***** Source material *****
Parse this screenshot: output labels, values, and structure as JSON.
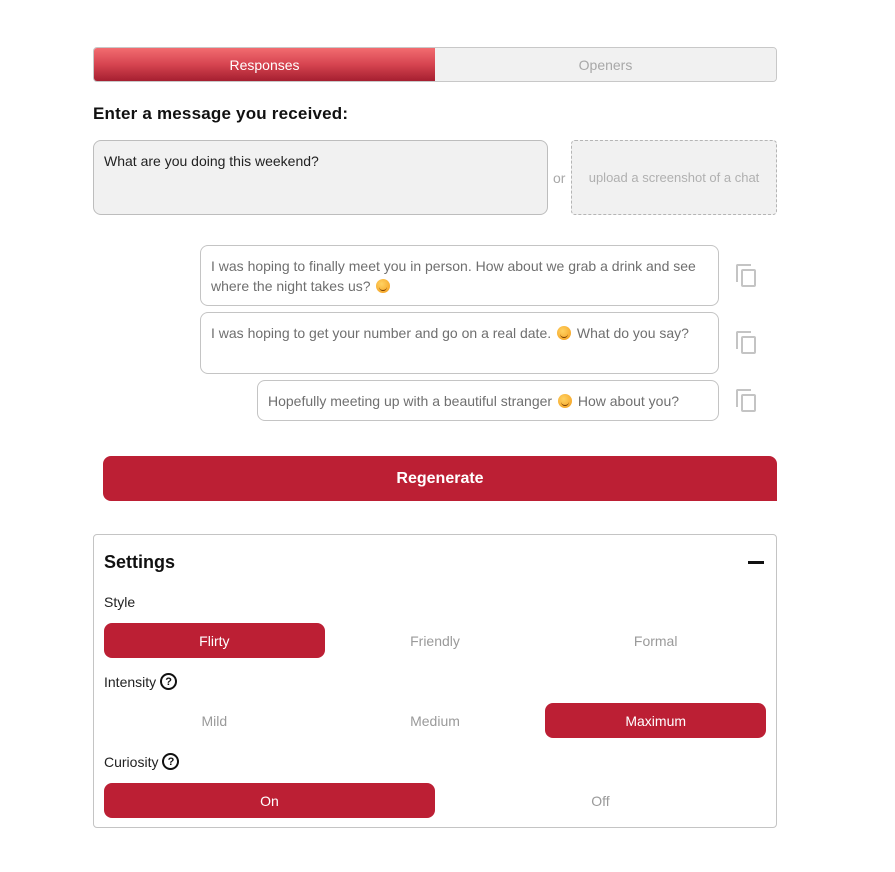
{
  "tabs": [
    {
      "label": "Responses",
      "active": true
    },
    {
      "label": "Openers",
      "active": false
    }
  ],
  "input": {
    "label": "Enter a message you received:",
    "value": "What are you doing this weekend?",
    "or_text": "or",
    "upload_label": "upload a screenshot of a chat"
  },
  "responses": [
    {
      "text_before": "I was hoping to finally meet you in person. How about we grab a drink and see where the night takes us?",
      "emoji": "winking-face",
      "text_after": ""
    },
    {
      "text_before": "I was hoping to get your number and go on a real date.",
      "emoji": "winking-face",
      "text_after": "What do you say?"
    },
    {
      "text_before": "Hopefully meeting up with a beautiful stranger",
      "emoji": "winking-face",
      "text_after": "How about you?"
    }
  ],
  "regenerate_label": "Regenerate",
  "settings": {
    "title": "Settings",
    "style": {
      "label": "Style",
      "options": [
        "Flirty",
        "Friendly",
        "Formal"
      ],
      "selected": "Flirty"
    },
    "intensity": {
      "label": "Intensity",
      "help": "?",
      "options": [
        "Mild",
        "Medium",
        "Maximum"
      ],
      "selected": "Maximum"
    },
    "curiosity": {
      "label": "Curiosity",
      "help": "?",
      "options": [
        "On",
        "Off"
      ],
      "selected": "On"
    }
  },
  "colors": {
    "accent": "#bc1f34",
    "tab_gradient_top": "#f26c70",
    "tab_gradient_bottom": "#a51f30",
    "muted_text": "#9a9a9a"
  }
}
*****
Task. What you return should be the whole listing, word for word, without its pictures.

Response to this task.
Parse this screenshot: output labels, values, and structure as JSON.
{
  "tabs": [
    {
      "label": "Responses",
      "active": true
    },
    {
      "label": "Openers",
      "active": false
    }
  ],
  "input": {
    "label": "Enter a message you received:",
    "value": "What are you doing this weekend?",
    "or_text": "or",
    "upload_label": "upload a screenshot of a chat"
  },
  "responses": [
    {
      "text_before": "I was hoping to finally meet you in person. How about we grab a drink and see where the night takes us?",
      "emoji": "winking-face",
      "text_after": ""
    },
    {
      "text_before": "I was hoping to get your number and go on a real date.",
      "emoji": "winking-face",
      "text_after": "What do you say?"
    },
    {
      "text_before": "Hopefully meeting up with a beautiful stranger",
      "emoji": "winking-face",
      "text_after": "How about you?"
    }
  ],
  "regenerate_label": "Regenerate",
  "settings": {
    "title": "Settings",
    "style": {
      "label": "Style",
      "options": [
        "Flirty",
        "Friendly",
        "Formal"
      ],
      "selected": "Flirty"
    },
    "intensity": {
      "label": "Intensity",
      "help": "?",
      "options": [
        "Mild",
        "Medium",
        "Maximum"
      ],
      "selected": "Maximum"
    },
    "curiosity": {
      "label": "Curiosity",
      "help": "?",
      "options": [
        "On",
        "Off"
      ],
      "selected": "On"
    }
  },
  "colors": {
    "accent": "#bc1f34",
    "tab_gradient_top": "#f26c70",
    "tab_gradient_bottom": "#a51f30",
    "muted_text": "#9a9a9a"
  }
}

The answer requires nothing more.